Dubbed Ropemaker (stands for Remotely Originated Post-delivery Email Manipulation Attacks Keeping Email Risky), the trick was uncovered by Francisco Ribeiro, the researcher at email and cloud security firm Mimecast.
A successful exploitation of the Ropemaker attack could allow an attacker to remotely modify the content of an email sent by the attacker itself, for example swapping a URL with the malicious one.
This can be done even after the email has already been delivered to the recipient and made it through all the necessary spam and security filters, without requiring direct access to the recipient’s computer or email application, exposing hundreds of millions of desktop email client users to malicious attacks.
Ropemaker abuses Cascading Style Sheets (CSS) and Hypertext Markup Language (HTML) that are fundamental parts of the way information is presented on the Internet.
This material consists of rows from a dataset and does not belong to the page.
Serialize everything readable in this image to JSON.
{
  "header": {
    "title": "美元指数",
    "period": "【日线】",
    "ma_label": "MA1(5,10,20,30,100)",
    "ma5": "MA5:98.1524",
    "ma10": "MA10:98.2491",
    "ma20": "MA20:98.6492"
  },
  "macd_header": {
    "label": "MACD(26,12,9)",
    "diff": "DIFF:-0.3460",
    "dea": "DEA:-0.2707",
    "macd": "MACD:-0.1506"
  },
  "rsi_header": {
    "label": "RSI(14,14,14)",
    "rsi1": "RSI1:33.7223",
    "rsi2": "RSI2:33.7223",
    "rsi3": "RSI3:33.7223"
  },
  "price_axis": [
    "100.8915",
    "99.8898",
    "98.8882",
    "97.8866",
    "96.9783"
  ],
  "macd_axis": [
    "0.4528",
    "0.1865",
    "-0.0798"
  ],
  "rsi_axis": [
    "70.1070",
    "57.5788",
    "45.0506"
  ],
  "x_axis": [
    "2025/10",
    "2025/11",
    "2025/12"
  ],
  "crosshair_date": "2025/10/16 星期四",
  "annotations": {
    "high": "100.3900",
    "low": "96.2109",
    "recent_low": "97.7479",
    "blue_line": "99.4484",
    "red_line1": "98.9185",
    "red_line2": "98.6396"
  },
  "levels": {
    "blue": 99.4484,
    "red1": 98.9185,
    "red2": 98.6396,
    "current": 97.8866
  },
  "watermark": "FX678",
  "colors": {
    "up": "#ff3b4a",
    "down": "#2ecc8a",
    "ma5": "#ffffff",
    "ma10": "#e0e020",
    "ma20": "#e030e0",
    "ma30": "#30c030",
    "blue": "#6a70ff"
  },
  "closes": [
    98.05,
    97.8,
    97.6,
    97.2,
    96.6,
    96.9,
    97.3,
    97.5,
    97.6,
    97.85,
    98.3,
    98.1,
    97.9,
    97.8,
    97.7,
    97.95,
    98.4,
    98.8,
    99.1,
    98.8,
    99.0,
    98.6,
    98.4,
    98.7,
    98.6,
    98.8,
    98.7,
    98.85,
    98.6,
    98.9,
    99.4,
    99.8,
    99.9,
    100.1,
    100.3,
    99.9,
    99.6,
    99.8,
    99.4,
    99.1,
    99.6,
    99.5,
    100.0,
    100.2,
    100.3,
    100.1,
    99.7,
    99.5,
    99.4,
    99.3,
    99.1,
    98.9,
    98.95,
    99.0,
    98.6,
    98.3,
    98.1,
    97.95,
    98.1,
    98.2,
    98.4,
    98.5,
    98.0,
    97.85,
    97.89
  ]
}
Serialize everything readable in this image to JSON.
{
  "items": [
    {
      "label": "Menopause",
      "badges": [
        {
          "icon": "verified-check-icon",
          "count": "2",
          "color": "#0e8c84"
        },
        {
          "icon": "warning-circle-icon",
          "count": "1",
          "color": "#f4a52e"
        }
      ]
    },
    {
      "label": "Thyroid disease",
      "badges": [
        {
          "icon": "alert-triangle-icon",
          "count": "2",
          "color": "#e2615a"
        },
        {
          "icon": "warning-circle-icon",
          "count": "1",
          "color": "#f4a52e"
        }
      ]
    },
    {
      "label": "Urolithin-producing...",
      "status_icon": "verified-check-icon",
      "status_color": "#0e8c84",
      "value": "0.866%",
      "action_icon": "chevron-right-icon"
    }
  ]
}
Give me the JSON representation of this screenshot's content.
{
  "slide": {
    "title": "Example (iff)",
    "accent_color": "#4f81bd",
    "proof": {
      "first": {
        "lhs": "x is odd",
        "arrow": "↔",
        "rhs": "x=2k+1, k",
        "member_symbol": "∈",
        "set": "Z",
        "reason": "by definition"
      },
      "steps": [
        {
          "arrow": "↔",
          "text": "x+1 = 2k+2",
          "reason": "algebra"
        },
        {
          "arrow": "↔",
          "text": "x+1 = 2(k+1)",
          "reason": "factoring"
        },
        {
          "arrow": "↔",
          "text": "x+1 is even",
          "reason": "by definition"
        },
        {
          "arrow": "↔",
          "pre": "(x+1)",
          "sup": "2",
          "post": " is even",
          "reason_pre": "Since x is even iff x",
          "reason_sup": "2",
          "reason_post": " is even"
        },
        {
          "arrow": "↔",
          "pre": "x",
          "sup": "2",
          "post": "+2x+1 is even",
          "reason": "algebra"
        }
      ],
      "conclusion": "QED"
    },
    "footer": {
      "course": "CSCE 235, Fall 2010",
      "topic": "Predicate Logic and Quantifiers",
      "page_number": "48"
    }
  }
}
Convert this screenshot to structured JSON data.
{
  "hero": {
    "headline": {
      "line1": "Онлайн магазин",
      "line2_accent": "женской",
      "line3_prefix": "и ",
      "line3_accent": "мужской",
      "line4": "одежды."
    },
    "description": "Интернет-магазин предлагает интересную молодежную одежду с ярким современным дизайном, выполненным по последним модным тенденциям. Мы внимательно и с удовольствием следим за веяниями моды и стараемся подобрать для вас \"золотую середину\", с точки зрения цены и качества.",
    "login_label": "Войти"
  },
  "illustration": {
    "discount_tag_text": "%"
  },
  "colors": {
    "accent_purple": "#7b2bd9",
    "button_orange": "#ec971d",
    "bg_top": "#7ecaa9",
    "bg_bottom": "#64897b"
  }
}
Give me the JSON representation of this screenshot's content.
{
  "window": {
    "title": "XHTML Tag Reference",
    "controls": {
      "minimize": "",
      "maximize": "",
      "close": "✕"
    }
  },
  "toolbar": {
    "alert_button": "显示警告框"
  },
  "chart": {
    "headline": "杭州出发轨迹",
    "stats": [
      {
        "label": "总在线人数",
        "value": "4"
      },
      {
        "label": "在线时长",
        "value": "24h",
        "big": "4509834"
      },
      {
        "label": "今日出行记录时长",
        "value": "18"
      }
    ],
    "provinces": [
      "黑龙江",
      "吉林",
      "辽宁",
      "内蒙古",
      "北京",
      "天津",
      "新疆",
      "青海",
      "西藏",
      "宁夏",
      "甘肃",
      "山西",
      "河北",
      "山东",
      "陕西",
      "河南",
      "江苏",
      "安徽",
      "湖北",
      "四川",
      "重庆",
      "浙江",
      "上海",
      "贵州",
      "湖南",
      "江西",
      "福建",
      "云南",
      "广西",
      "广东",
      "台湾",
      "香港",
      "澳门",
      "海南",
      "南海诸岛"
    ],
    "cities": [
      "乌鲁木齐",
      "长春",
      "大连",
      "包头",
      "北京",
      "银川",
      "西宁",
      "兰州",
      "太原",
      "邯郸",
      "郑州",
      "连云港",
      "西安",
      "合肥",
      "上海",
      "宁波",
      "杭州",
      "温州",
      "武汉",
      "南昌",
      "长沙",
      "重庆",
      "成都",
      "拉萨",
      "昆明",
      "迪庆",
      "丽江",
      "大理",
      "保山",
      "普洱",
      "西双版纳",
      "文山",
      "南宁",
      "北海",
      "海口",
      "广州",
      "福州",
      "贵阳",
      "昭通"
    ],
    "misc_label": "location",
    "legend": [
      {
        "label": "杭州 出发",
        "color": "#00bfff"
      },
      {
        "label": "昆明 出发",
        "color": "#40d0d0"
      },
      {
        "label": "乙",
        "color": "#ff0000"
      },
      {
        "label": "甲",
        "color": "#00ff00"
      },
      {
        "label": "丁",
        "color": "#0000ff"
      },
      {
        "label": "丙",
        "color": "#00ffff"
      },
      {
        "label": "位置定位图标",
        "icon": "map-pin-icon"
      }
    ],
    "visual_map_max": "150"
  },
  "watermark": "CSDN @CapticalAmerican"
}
“The origin of Ropemaker lies at the intersection of email and Web technologies, more specifically Cascading Style Sheets (CSS) used with HTML,” Mimecast’s Senior Product Marketing Manager Matthew Gardiner writes in a blog post.
“While the use of these web technologies has made email more visually attractive and dynamic relative to its purely text-based predecessor, this has also introduced an exploitable attack vector for email.”
Since CSS is stored remotely, researchers say an attacker can change the content of an email through remotely initiated changes made to the desired ‘style’ of the email that is then retrieved remotely and presented to the user, without the recipient, even tech savvy users, knowing about it.
Source: The Hacker news